A Wagon Filled With Memories
“Let’s clean out the garage today.”
How did this statement come from my mouth? If I had typed these words, I could have highlighted the sentence and pressed the delete key before anyone saw it. However, like all words, once they’re spoken in front of witnesses, you can’t take them back. Mattie, my wife, quickly seconded the idea and Jessie, my 9-year-old daughter, made it unanimous.
I then pointed out what I saw as the most likely problem in tackling this massive project — too many supervisors.
“We can only have one supervisor!” I emphasized. Jessie’s hand shot up from the kitchen table, at which point I recognized that I need to raise my hand faster or yell “Me!” when I end such sentences.
Besides attempting to tackle this project with two supervisors — yes, Mattie also likes to lead — I knew our personalities would enter into play. There’s Mr. Sentimental (me). I know Jessie can’t use her pink ball glove anymore, but we have to keep it forever. Then there’s Mrs. Clutterfree (Mattie). “We haven’t used it in the last five years.

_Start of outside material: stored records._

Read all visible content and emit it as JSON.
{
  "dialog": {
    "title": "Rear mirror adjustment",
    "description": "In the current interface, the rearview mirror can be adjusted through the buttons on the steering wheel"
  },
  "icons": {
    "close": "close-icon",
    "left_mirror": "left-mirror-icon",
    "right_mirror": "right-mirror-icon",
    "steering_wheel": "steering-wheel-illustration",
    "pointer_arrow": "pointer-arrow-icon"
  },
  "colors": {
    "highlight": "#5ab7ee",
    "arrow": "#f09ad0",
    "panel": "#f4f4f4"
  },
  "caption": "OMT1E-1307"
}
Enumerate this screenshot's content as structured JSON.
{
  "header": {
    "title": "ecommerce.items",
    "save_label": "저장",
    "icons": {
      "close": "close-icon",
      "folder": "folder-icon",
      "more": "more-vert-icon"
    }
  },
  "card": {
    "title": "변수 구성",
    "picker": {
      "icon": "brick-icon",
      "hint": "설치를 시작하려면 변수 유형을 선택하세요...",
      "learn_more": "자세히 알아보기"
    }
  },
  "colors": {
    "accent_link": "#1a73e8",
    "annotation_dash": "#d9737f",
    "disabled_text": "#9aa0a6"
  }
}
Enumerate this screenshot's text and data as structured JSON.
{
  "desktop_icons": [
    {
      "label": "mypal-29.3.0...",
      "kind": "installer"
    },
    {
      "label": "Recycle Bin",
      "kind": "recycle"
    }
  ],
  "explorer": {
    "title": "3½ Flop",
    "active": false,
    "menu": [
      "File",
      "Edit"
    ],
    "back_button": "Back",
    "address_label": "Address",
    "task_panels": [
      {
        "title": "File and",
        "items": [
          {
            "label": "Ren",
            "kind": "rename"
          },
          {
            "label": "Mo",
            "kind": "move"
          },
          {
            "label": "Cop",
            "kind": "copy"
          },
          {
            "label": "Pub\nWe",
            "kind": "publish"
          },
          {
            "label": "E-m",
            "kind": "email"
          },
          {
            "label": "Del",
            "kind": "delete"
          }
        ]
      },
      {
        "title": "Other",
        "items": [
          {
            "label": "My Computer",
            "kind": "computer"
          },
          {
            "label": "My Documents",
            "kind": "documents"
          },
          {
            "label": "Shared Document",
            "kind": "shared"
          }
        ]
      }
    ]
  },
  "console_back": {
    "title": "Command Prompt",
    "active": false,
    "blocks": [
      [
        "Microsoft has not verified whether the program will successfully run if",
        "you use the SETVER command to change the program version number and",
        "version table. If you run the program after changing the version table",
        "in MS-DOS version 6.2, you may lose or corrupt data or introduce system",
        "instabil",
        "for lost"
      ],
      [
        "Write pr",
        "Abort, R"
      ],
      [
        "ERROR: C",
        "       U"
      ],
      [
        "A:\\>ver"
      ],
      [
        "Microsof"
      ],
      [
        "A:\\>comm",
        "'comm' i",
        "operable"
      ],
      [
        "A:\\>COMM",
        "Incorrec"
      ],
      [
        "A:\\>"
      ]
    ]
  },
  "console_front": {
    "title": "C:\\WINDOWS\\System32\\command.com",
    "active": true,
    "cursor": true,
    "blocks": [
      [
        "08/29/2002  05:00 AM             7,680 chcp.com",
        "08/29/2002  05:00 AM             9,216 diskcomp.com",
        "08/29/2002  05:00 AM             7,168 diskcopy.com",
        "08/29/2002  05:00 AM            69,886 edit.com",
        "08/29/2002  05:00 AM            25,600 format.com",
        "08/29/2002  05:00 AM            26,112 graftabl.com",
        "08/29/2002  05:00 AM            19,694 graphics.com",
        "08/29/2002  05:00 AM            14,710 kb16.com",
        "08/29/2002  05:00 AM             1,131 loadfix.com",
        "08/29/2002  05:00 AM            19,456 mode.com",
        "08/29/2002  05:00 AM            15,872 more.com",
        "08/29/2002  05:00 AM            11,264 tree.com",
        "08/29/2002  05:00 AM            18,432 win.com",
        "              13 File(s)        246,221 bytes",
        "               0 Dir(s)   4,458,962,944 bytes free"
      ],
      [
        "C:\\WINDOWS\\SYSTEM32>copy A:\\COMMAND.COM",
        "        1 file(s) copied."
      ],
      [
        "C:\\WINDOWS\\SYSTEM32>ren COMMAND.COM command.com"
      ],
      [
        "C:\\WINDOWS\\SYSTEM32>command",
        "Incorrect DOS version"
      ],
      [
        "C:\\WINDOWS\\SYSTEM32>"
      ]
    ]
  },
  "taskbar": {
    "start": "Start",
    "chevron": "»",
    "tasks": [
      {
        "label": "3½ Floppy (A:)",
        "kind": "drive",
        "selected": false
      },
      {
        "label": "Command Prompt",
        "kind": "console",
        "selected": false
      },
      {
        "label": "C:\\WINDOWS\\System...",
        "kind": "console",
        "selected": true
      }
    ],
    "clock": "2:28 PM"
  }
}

Take it to Goodwill.” Finally, there’s Miss Open Every Box. “What’s in that box? Let’s pull that box down.” We weren’t into this project long before I concluded that a trip to the dentist for a root canal would have been more fun.
At day’s end, I was pleased with our progress. The car would have to stay parked in the driveway for the night since the garage floor was covered with everything, but family harmony is more important. Did we have differences of opinion? Yes. Did I go to bed exhausted? You bet. Will I get to be the supervisor for day two of garage cleaning? Like Jessie’s odds of getting a horse for her next birthday, not a chance.
Though I had been dreading this project, we relived special memories. Mattie and I pulled out possessions we hadn’t seen in years — and that Jessie had never seen. One box contained love letters and poems I wrote to Mattie before we were married. Jessie and Mattie laughed when I read one letter aloud. I can’t believe I wrote such mushy stuff — and it worries me a little that I have no recollection of writing it.
Jessie said she could part with her tiny red wagon. Mattie, Mrs. Clutterfree, said, “We can’t give that away. That’s where Jessie had her apple sales.” Jessie’s preschool class once took a field trip to an apple orchard. We filled her bag in no time. When we got home, we decided to have an apple sale. We made a sign that said, “Apples For Sale – Only 25 Cents.” Jessie loaded her apples into her little red wagon and set up shop with her newly acquired red and green inventory. We had so much fun selling and buying apples, learning about money, giving change, and talking about how to run a successful business that we repeated the process after Halloween with Jessie’s trick-or-treat candy.
My most sentimental moment came when I pulled a sign away from the wall and found half of a pink, plastic Easter egg. Jessie hid plastic eggs long after Easter had ended. To make hide-and-seek last longer, she split each egg in half. I, Mr. Sentimental, said, “Oh, I’m keeping this.” Of course, Mrs. Clutterfree’s immediate response was, “Trash!”
The garage cleanup will probably take several more days. Will I find the other half of the pink egg? Mattie better hope not, because if I do I’m saving it, and I’ll store it in Jessie’s tiny red wagon.
Patrick Hempfing had a 20-year career in banking, accounting and auditing before he became a father at age 44. He is now a full-time husband, stay-at-home dad and author of a monthly column titled “moMENts.” Follow Hempfing at facebook.com/patricklhempfing and twitter.com/patrickhempfing.